That being said, Ubrani doesn’t think a base 10 model is relevant to a North American audience, nor would it serve well for OnePlus to launch a mid-range device to replace a potential base model. 

“In North America, it’s less relevant due to the launch of the Pixel 6. In other markets, there are also many competing smartphones and some from OPPO, so I think consumers probably won’t miss the OP10,” he says. “Globally, the premium segment has been outperforming the mid-range from a growth perspective, so I don’t think launching a mid-range phone instead of a flagship would be a better strategy. Rather, by having one flagship option, the 10 Pro, OnePlus can nudge consumers to buy up the stack.”

And Shah adds that adding a mid-range device doesn’t make sense, noting that a couple of years ago, when OnePlus had two to three models in their portfolio and annual road map, it would have made sense to add a second or lite model. 

“But now the OnePlus portfolio is too broad and launching more models has somewhat diluted the Apple-like brand promise as it has fragmented the portfolio and can see with the lapse in software updates as well,” he says. 

We still don’t know if we will get a OnePlus 10 base model, and if we did, we would have heard some rumors. AC’s Hicks notes that while Lau said only the 10 Pro exists, leakers have strongly hinted at a 10 Ultra. 

It’s worth adding that OnePlus has never released an Ultra-modeled phone before, always stopping at the Pro. 

Like Ubrani notes, as the OnePlus 10 base model could cannibalize the 10 Pro sales, the same could be the case if there was an Ultra model. 

Shruti Shekar
Editor in Chief

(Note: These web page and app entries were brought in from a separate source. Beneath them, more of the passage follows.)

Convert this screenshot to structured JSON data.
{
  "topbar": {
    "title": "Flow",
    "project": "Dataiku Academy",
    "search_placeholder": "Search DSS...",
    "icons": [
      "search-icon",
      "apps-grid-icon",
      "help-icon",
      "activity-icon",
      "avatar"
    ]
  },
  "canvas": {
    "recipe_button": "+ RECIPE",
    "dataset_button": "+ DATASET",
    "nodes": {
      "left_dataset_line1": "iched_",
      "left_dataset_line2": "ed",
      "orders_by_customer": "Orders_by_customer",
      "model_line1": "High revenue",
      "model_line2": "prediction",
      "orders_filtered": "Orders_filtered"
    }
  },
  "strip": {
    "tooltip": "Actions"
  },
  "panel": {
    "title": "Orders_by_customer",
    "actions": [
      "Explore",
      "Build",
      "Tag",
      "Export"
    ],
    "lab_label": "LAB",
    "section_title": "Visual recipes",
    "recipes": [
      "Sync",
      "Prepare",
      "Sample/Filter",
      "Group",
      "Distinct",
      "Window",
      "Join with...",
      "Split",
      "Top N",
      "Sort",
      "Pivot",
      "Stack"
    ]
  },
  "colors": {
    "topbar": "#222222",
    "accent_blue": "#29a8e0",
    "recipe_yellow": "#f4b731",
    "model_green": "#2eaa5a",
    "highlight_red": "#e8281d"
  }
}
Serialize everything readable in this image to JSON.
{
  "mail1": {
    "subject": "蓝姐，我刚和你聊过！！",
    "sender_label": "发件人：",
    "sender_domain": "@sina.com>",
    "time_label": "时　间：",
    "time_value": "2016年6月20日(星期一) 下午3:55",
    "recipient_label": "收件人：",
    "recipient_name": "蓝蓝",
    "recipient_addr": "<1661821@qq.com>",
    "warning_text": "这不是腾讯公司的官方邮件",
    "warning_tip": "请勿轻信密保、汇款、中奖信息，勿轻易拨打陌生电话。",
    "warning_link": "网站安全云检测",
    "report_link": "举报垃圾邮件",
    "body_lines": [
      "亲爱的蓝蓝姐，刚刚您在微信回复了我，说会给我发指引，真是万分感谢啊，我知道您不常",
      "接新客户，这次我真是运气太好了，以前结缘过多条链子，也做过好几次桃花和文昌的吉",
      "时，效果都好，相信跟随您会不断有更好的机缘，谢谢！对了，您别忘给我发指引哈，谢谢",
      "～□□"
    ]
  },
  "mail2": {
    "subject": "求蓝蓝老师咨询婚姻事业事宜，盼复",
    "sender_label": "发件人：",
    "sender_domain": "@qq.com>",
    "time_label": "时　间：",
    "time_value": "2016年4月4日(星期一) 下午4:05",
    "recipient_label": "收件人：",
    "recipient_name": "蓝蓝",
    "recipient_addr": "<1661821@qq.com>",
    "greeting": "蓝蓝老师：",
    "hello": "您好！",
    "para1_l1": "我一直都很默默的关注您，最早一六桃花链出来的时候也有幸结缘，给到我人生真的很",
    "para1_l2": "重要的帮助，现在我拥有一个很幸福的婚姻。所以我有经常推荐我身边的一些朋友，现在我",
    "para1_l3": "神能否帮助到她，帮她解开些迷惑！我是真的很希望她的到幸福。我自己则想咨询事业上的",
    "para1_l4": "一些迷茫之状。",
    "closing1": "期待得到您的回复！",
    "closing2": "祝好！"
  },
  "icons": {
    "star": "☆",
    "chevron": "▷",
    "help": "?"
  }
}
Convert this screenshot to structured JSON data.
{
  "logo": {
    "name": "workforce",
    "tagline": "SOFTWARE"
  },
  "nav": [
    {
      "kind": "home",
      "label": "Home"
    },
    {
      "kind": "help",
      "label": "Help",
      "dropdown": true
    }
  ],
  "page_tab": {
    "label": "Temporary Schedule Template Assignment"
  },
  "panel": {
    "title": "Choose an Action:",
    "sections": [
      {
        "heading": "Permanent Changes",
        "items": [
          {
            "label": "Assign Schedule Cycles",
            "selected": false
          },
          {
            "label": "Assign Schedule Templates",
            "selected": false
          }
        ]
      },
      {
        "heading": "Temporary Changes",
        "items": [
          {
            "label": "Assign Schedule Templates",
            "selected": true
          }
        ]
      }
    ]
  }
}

Shruti Shekar is Android Central's managing editor. She was born in India, brought up in Singapore, but now lives in Toronto and couldn't be happier. She started her journalism career as a political reporter in Ottawa, Canada's capital, and then made her foray into tech journalism at MobileSyrup and most recently at Yahoo Finance Canada. When work isn't on her mind, she loves working out, reading thrillers, watching the Raptors, and planning what she's going to eat the next day.